*** Records for the task Section Begins ***

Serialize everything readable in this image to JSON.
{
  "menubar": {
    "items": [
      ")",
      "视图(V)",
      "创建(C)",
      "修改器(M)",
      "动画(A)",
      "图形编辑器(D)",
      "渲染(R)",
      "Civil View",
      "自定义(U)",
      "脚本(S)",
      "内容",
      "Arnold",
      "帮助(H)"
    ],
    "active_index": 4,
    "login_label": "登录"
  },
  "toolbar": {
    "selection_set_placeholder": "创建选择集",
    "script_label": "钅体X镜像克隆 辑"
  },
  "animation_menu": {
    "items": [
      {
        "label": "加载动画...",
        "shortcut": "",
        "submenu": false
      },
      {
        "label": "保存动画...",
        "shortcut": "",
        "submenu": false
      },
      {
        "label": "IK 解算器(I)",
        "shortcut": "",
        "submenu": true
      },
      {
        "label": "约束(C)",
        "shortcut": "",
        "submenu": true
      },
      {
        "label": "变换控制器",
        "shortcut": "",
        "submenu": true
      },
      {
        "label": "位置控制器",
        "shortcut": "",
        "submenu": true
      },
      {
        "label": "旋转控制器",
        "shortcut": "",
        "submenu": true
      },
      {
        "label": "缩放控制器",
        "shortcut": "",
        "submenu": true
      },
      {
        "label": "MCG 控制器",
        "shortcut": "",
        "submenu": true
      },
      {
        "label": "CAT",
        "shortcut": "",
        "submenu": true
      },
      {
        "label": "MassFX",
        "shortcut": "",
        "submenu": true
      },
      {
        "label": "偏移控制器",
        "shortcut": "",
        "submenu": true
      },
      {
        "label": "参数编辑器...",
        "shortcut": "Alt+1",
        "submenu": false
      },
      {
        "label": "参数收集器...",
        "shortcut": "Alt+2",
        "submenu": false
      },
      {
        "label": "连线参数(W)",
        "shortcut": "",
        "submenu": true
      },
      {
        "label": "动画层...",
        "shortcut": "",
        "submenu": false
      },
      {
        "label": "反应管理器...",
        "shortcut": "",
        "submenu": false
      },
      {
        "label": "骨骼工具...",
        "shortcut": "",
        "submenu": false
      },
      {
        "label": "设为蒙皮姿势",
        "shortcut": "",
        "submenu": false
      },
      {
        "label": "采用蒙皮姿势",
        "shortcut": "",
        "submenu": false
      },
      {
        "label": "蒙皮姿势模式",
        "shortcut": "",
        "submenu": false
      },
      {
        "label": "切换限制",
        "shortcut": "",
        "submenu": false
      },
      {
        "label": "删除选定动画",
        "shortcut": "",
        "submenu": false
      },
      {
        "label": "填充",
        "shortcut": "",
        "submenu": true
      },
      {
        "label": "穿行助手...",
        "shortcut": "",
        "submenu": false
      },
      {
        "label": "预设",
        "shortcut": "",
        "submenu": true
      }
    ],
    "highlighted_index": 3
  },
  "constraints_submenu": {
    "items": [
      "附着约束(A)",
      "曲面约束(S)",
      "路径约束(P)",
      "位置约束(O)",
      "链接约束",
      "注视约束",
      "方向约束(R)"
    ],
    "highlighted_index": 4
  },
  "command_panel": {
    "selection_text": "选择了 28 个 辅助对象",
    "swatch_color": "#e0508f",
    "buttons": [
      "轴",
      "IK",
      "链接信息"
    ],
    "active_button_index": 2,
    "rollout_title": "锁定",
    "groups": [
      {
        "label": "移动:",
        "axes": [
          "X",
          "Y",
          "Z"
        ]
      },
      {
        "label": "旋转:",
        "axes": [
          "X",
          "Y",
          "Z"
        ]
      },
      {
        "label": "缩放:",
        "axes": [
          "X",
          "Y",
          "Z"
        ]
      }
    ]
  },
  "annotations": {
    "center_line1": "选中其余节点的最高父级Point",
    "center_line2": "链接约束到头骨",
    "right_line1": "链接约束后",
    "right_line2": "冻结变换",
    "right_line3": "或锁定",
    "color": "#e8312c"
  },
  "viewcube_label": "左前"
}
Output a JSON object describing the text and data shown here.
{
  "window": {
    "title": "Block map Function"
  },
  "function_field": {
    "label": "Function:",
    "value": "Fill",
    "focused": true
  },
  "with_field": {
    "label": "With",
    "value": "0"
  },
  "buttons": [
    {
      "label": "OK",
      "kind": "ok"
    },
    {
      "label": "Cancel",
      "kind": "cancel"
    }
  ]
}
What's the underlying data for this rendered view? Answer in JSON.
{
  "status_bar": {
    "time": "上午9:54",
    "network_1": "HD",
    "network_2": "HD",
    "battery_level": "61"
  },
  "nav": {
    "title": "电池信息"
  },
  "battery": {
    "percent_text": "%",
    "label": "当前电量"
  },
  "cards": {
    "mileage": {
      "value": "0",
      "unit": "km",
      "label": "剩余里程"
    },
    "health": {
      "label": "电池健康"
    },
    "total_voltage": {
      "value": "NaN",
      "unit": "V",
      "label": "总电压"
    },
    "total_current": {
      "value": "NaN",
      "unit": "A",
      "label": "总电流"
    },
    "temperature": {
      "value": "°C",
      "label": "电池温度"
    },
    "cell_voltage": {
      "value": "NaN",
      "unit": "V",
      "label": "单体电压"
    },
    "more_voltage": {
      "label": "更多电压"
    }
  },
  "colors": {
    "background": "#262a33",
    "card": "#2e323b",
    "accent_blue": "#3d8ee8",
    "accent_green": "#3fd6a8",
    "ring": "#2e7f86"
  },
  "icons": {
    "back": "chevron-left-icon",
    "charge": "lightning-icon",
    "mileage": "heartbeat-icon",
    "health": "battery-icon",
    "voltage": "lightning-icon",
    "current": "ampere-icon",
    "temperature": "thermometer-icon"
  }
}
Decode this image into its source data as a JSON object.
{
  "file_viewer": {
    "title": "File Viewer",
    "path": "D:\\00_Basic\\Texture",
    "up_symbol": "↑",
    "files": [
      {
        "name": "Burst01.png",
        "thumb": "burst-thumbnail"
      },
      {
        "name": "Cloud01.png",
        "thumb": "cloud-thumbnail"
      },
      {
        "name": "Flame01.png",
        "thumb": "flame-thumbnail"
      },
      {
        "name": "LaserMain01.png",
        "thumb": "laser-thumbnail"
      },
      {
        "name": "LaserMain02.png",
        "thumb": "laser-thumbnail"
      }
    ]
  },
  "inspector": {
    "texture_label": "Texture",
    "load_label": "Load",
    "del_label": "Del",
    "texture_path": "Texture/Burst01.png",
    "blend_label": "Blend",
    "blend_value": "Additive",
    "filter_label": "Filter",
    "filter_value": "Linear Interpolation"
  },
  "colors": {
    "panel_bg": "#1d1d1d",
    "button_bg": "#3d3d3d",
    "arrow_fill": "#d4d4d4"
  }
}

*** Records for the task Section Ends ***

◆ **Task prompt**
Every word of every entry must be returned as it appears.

◆ **Expected answer**
Serialize everything readable in this image to JSON.
{
  "menubar": {
    "items": [
      ")",
      "视图(V)",
      "创建(C)",
      "修改器(M)",
      "动画(A)",
      "图形编辑器(D)",
      "渲染(R)",
      "Civil View",
      "自定义(U)",
      "脚本(S)",
      "内容",
      "Arnold",
      "帮助(H)"
    ],
    "active_index": 4,
    "login_label": "登录"
  },
  "toolbar": {
    "selection_set_placeholder": "创建选择集",
    "script_label": "钅体X镜像克隆 辑"
  },
  "animation_menu": {
    "items": [
      {
        "label": "加载动画...",
        "shortcut": "",
        "submenu": false
      },
      {
        "label": "保存动画...",
        "shortcut": "",
        "submenu": false
      },
      {
        "label": "IK 解算器(I)",
        "shortcut": "",
        "submenu": true
      },
      {
        "label": "约束(C)",
        "shortcut": "",
        "submenu": true
      },
      {
        "label": "变换控制器",
        "shortcut": "",
        "submenu": true
      },
      {
        "label": "位置控制器",
        "shortcut": "",
        "submenu": true
      },
      {
        "label": "旋转控制器",
        "shortcut": "",
        "submenu": true
      },
      {
        "label": "缩放控制器",
        "shortcut": "",
        "submenu": true
      },
      {
        "label": "MCG 控制器",
        "shortcut": "",
        "submenu": true
      },
      {
        "label": "CAT",
        "shortcut": "",
        "submenu": true
      },
      {
        "label": "MassFX",
        "shortcut": "",
        "submenu": true
      },
      {
        "label": "偏移控制器",
        "shortcut": "",
        "submenu": true
      },
      {
        "label": "参数编辑器...",
        "shortcut": "Alt+1",
        "submenu": false
      },
      {
        "label": "参数收集器...",
        "shortcut": "Alt+2",
        "submenu": false
      },
      {
        "label": "连线参数(W)",
        "shortcut": "",
        "submenu": true
      },
      {
        "label": "动画层...",
        "shortcut": "",
        "submenu": false
      },
      {
        "label": "反应管理器...",
        "shortcut": "",
        "submenu": false
      },
      {
        "label": "骨骼工具...",
        "shortcut": "",
        "submenu": false
      },
      {
        "label": "设为蒙皮姿势",
        "shortcut": "",
        "submenu": false
      },
      {
        "label": "采用蒙皮姿势",
        "shortcut": "",
        "submenu": false
      },
      {
        "label": "蒙皮姿势模式",
        "shortcut": "",
        "submenu": false
      },
      {
        "label": "切换限制",
        "shortcut": "",
        "submenu": false
      },
      {
        "label": "删除选定动画",
        "shortcut": "",
        "submenu": false
      },
      {
        "label": "填充",
        "shortcut": "",
        "submenu": true
      },
      {
        "label": "穿行助手...",
        "shortcut": "",
        "submenu": false
      },
      {
        "label": "预设",
        "shortcut": "",
        "submenu": true
      }
    ],
    "highlighted_index": 3
  },
  "constraints_submenu": {
    "items": [
      "附着约束(A)",
      "曲面约束(S)",
      "路径约束(P)",
      "位置约束(O)",
      "链接约束",
      "注视约束",
      "方向约束(R)"
    ],
    "highlighted_index": 4
  },
  "command_panel": {
    "selection_text": "选择了 28 个 辅助对象",
    "swatch_color": "#e0508f",
    "buttons": [
      "轴",
      "IK",
      "链接信息"
    ],
    "active_button_index": 2,
    "rollout_title": "锁定",
    "groups": [
      {
        "label": "移动:",
        "axes": [
          "X",
          "Y",
          "Z"
        ]
      },
      {
        "label": "旋转:",
        "axes": [
          "X",
          "Y",
          "Z"
        ]
      },
      {
        "label": "缩放:",
        "axes": [
          "X",
          "Y",
          "Z"
        ]
      }
    ]
  },
  "annotations": {
    "center_line1": "选中其余节点的最高父级Point",
    "center_line2": "链接约束到头骨",
    "right_line1": "链接约束后",
    "right_line2": "冻结变换",
    "right_line3": "或锁定",
    "color": "#e8312c"
  },
  "viewcube_label": "左前"
}
Output a JSON object describing the text and data shown here.
{
  "window": {
    "title": "Block map Function"
  },
  "function_field": {
    "label": "Function:",
    "value": "Fill",
    "focused": true
  },
  "with_field": {
    "label": "With",
    "value": "0"
  },
  "buttons": [
    {
      "label": "OK",
      "kind": "ok"
    },
    {
      "label": "Cancel",
      "kind": "cancel"
    }
  ]
}
What's the underlying data for this rendered view? Answer in JSON.
{
  "status_bar": {
    "time": "上午9:54",
    "network_1": "HD",
    "network_2": "HD",
    "battery_level": "61"
  },
  "nav": {
    "title": "电池信息"
  },
  "battery": {
    "percent_text": "%",
    "label": "当前电量"
  },
  "cards": {
    "mileage": {
      "value": "0",
      "unit": "km",
      "label": "剩余里程"
    },
    "health": {
      "label": "电池健康"
    },
    "total_voltage": {
      "value": "NaN",
      "unit": "V",
      "label": "总电压"
    },
    "total_current": {
      "value": "NaN",
      "unit": "A",
      "label": "总电流"
    },
    "temperature": {
      "value": "°C",
      "label": "电池温度"
    },
    "cell_voltage": {
      "value": "NaN",
      "unit": "V",
      "label": "单体电压"
    },
    "more_voltage": {
      "label": "更多电压"
    }
  },
  "colors": {
    "background": "#262a33",
    "card": "#2e323b",
    "accent_blue": "#3d8ee8",
    "accent_green": "#3fd6a8",
    "ring": "#2e7f86"
  },
  "icons": {
    "back": "chevron-left-icon",
    "charge": "lightning-icon",
    "mileage": "heartbeat-icon",
    "health": "battery-icon",
    "voltage": "lightning-icon",
    "current": "ampere-icon",
    "temperature": "thermometer-icon"
  }
}
Decode this image into its source data as a JSON object.
{
  "file_viewer": {
    "title": "File Viewer",
    "path": "D:\\00_Basic\\Texture",
    "up_symbol": "↑",
    "files": [
      {
        "name": "Burst01.png",
        "thumb": "burst-thumbnail"
      },
      {
        "name": "Cloud01.png",
        "thumb": "cloud-thumbnail"
      },
      {
        "name": "Flame01.png",
        "thumb": "flame-thumbnail"
      },
      {
        "name": "LaserMain01.png",
        "thumb": "laser-thumbnail"
      },
      {
        "name": "LaserMain02.png",
        "thumb": "laser-thumbnail"
      }
    ]
  },
  "inspector": {
    "texture_label": "Texture",
    "load_label": "Load",
    "del_label": "Del",
    "texture_path": "Texture/Burst01.png",
    "blend_label": "Blend",
    "blend_value": "Additive",
    "filter_label": "Filter",
    "filter_value": "Linear Interpolation"
  },
  "colors": {
    "panel_bg": "#1d1d1d",
    "button_bg": "#3d3d3d",
    "arrow_fill": "#d4d4d4"
  }
}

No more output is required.